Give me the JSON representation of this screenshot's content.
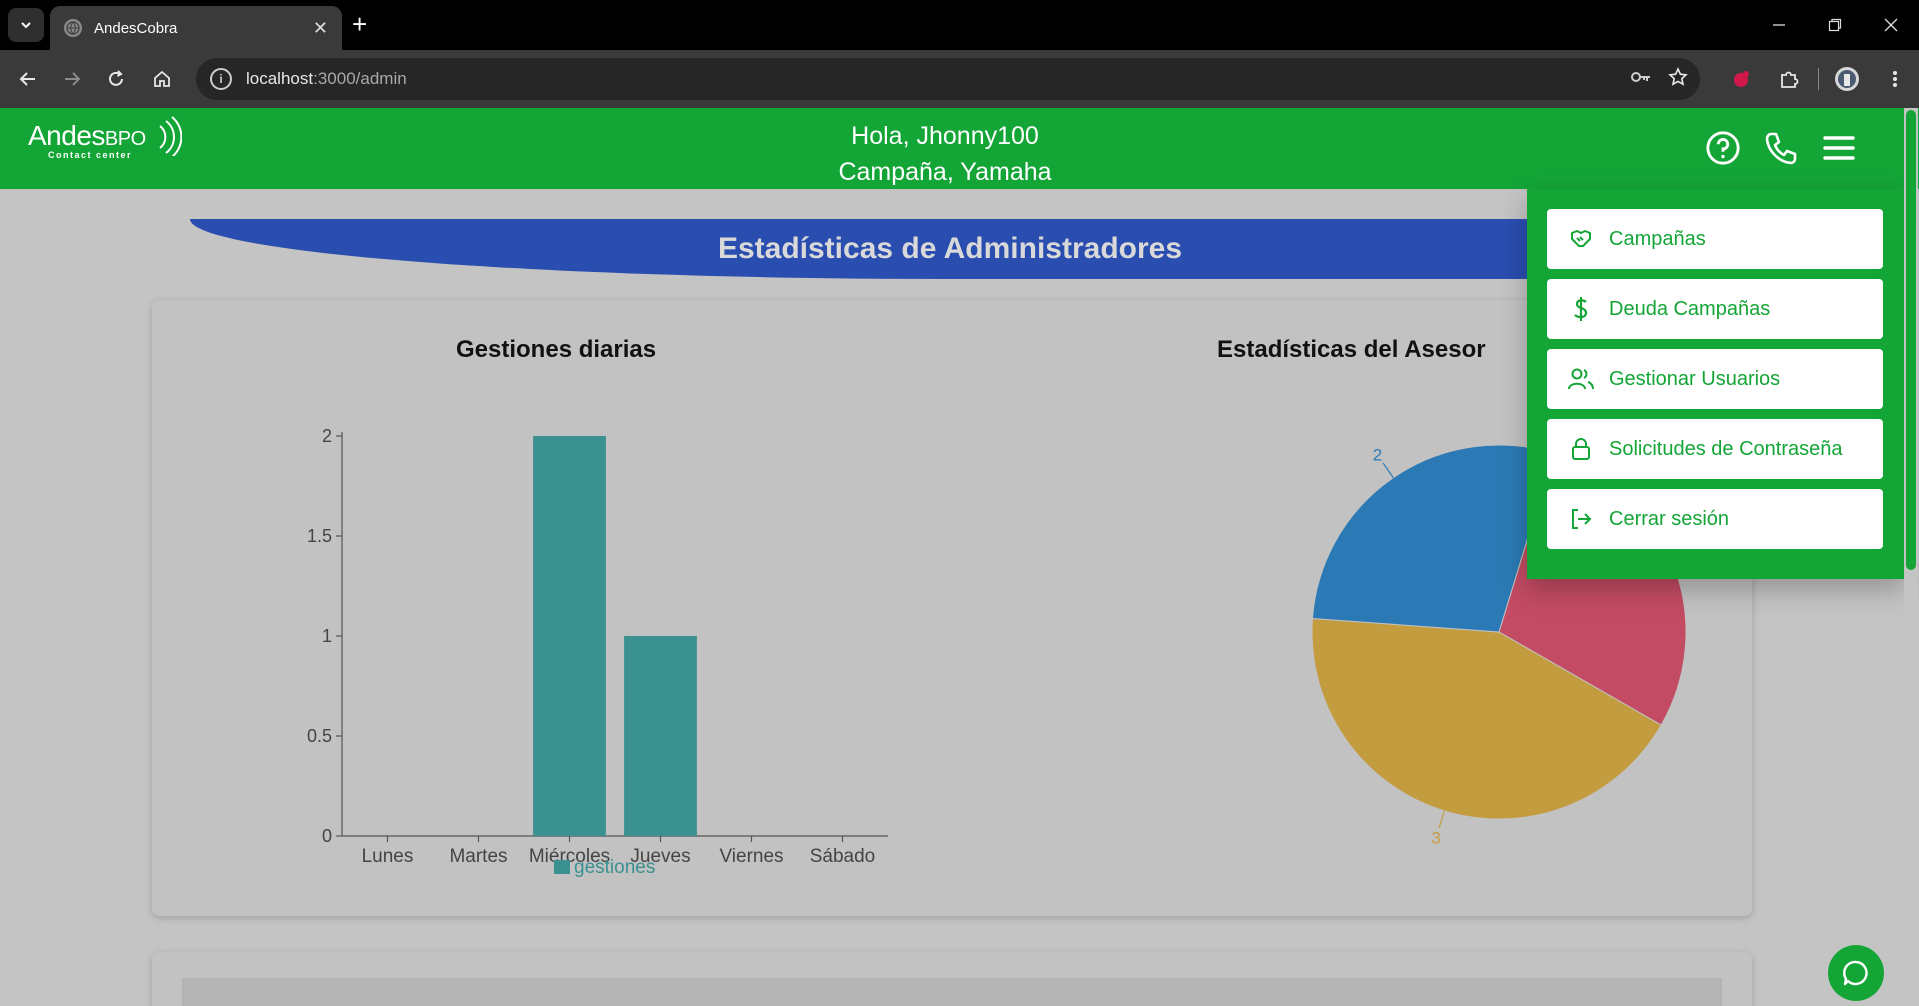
{
  "browser": {
    "tab_title": "AndesCobra",
    "new_tab": "+",
    "close_tab": "✕",
    "url_host": "localhost",
    "url_rest": ":3000/admin"
  },
  "header": {
    "logo_brand": "Andes",
    "logo_brand_suffix": "BPO",
    "logo_sub": "Contact center",
    "greeting": "Hola, Jhonny100",
    "campaign": "Campaña, Yamaha"
  },
  "banner_title": "Estadísticas de Administradores",
  "menu": {
    "items": [
      {
        "label": "Campañas",
        "icon": "handshake-icon"
      },
      {
        "label": "Deuda Campañas",
        "icon": "dollar-icon"
      },
      {
        "label": "Gestionar Usuarios",
        "icon": "users-icon"
      },
      {
        "label": "Solicitudes de Contraseña",
        "icon": "lock-icon"
      },
      {
        "label": "Cerrar sesión",
        "icon": "logout-icon"
      }
    ]
  },
  "colors": {
    "primary_green": "#14a537",
    "banner_blue": "#2a4db0",
    "bar_teal": "#3a9190",
    "pie_red": "#c34b63",
    "pie_blue": "#2b7ab5",
    "pie_gold": "#c49c40"
  },
  "chart_data": [
    {
      "type": "bar",
      "title": "Gestiones diarias",
      "categories": [
        "Lunes",
        "Martes",
        "Miércoles",
        "Jueves",
        "Viernes",
        "Sábado"
      ],
      "series": [
        {
          "name": "gestiones",
          "values": [
            0,
            0,
            2,
            1,
            0,
            0
          ]
        }
      ],
      "ylim": [
        0,
        2
      ],
      "yticks": [
        "0",
        "0.5",
        "1",
        "1.5",
        "2"
      ],
      "legend": "bottom"
    },
    {
      "type": "pie",
      "title": "Estadísticas del Asesor",
      "slices": [
        {
          "label": "2",
          "value": 2
        },
        {
          "label": "3",
          "value": 3
        },
        {
          "label": "2",
          "value": 2
        }
      ]
    }
  ]
}
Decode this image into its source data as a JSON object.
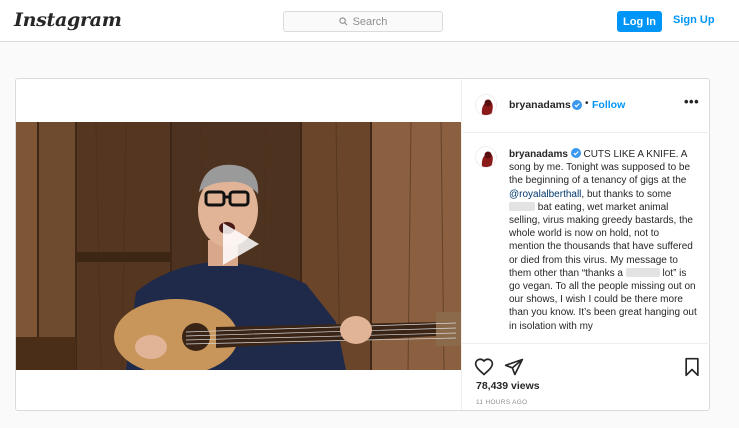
{
  "nav": {
    "logo": "Instagram",
    "search_placeholder": "Search",
    "login_label": "Log In",
    "signup_label": "Sign Up"
  },
  "post": {
    "username": "bryanadams",
    "follow_label": "Follow",
    "separator": "•",
    "more_label": "•••",
    "caption": {
      "username": "bryanadams",
      "p1": " CUTS LIKE A KNIFE. A song by me. Tonight was supposed to be the beginning of a tenancy of gigs at the ",
      "mention": "@royalalberthall",
      "p2": ", but thanks to some ",
      "p3": " bat eating, wet market animal selling, virus making greedy bastards, the whole world is now on hold, not to mention the thousands that have suffered or died from this virus. My message to them other than “thanks a ",
      "p4": " lot” is go vegan. To all the people missing out on our shows, I wish I could be there more than you know. It’s been great hanging out in isolation with my"
    },
    "views": "78,439 views",
    "time": "11 HOURS AGO"
  },
  "colors": {
    "accent": "#0095f6",
    "verified": "#3897f0",
    "border": "#dbdbdb",
    "background": "#fafafa"
  },
  "icons": {
    "search": "search-icon",
    "verified": "verified-badge-icon",
    "play": "play-icon",
    "like": "heart-icon",
    "share": "paper-plane-icon",
    "save": "bookmark-icon",
    "more": "more-options-icon"
  }
}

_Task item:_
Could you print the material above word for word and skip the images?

_Task answer:_
Give me the JSON representation of this screenshot's content.
{
  "browser": {
    "tab_title": "AndesCobra",
    "new_tab": "+",
    "close_tab": "✕",
    "url_host": "localhost",
    "url_rest": ":3000/admin"
  },
  "header": {
    "logo_brand": "Andes",
    "logo_brand_suffix": "BPO",
    "logo_sub": "Contact center",
    "greeting": "Hola, Jhonny100",
    "campaign": "Campaña, Yamaha"
  },
  "banner_title": "Estadísticas de Administradores",
  "menu": {
    "items": [
      {
        "label": "Campañas",
        "icon": "handshake-icon"
      },
      {
        "label": "Deuda Campañas",
        "icon": "dollar-icon"
      },
      {
        "label": "Gestionar Usuarios",
        "icon": "users-icon"
      },
      {
        "label": "Solicitudes de Contraseña",
        "icon": "lock-icon"
      },
      {
        "label": "Cerrar sesión",
        "icon": "logout-icon"
      }
    ]
  },
  "colors": {
    "primary_green": "#14a537",
    "banner_blue": "#2a4db0",
    "bar_teal": "#3a9190",
    "pie_red": "#c34b63",
    "pie_blue": "#2b7ab5",
    "pie_gold": "#c49c40"
  },
  "chart_data": [
    {
      "type": "bar",
      "title": "Gestiones diarias",
      "categories": [
        "Lunes",
        "Martes",
        "Miércoles",
        "Jueves",
        "Viernes",
        "Sábado"
      ],
      "series": [
        {
          "name": "gestiones",
          "values": [
            0,
            0,
            2,
            1,
            0,
            0
          ]
        }
      ],
      "ylim": [
        0,
        2
      ],
      "yticks": [
        "0",
        "0.5",
        "1",
        "1.5",
        "2"
      ],
      "legend": "bottom"
    },
    {
      "type": "pie",
      "title": "Estadísticas del Asesor",
      "slices": [
        {
          "label": "2",
          "value": 2
        },
        {
          "label": "3",
          "value": 3
        },
        {
          "label": "2",
          "value": 2
        }
      ]
    }
  ]
}
Decode this image into its source data as a JSON object.
{
  "nav": {
    "logo": "Instagram",
    "search_placeholder": "Search",
    "login_label": "Log In",
    "signup_label": "Sign Up"
  },
  "post": {
    "username": "bryanadams",
    "follow_label": "Follow",
    "separator": "•",
    "more_label": "•••",
    "caption": {
      "username": "bryanadams",
      "p1": " CUTS LIKE A KNIFE. A song by me. Tonight was supposed to be the beginning of a tenancy of gigs at the ",
      "mention": "@royalalberthall",
      "p2": ", but thanks to some ",
      "p3": " bat eating, wet market animal selling, virus making greedy bastards, the whole world is now on hold, not to mention the thousands that have suffered or died from this virus. My message to them other than “thanks a ",
      "p4": " lot” is go vegan. To all the people missing out on our shows, I wish I could be there more than you know. It’s been great hanging out in isolation with my"
    },
    "views": "78,439 views",
    "time": "11 HOURS AGO"
  },
  "colors": {
    "accent": "#0095f6",
    "verified": "#3897f0",
    "border": "#dbdbdb",
    "background": "#fafafa"
  },
  "icons": {
    "search": "search-icon",
    "verified": "verified-badge-icon",
    "play": "play-icon",
    "like": "heart-icon",
    "share": "paper-plane-icon",
    "save": "bookmark-icon",
    "more": "more-options-icon"
  }
}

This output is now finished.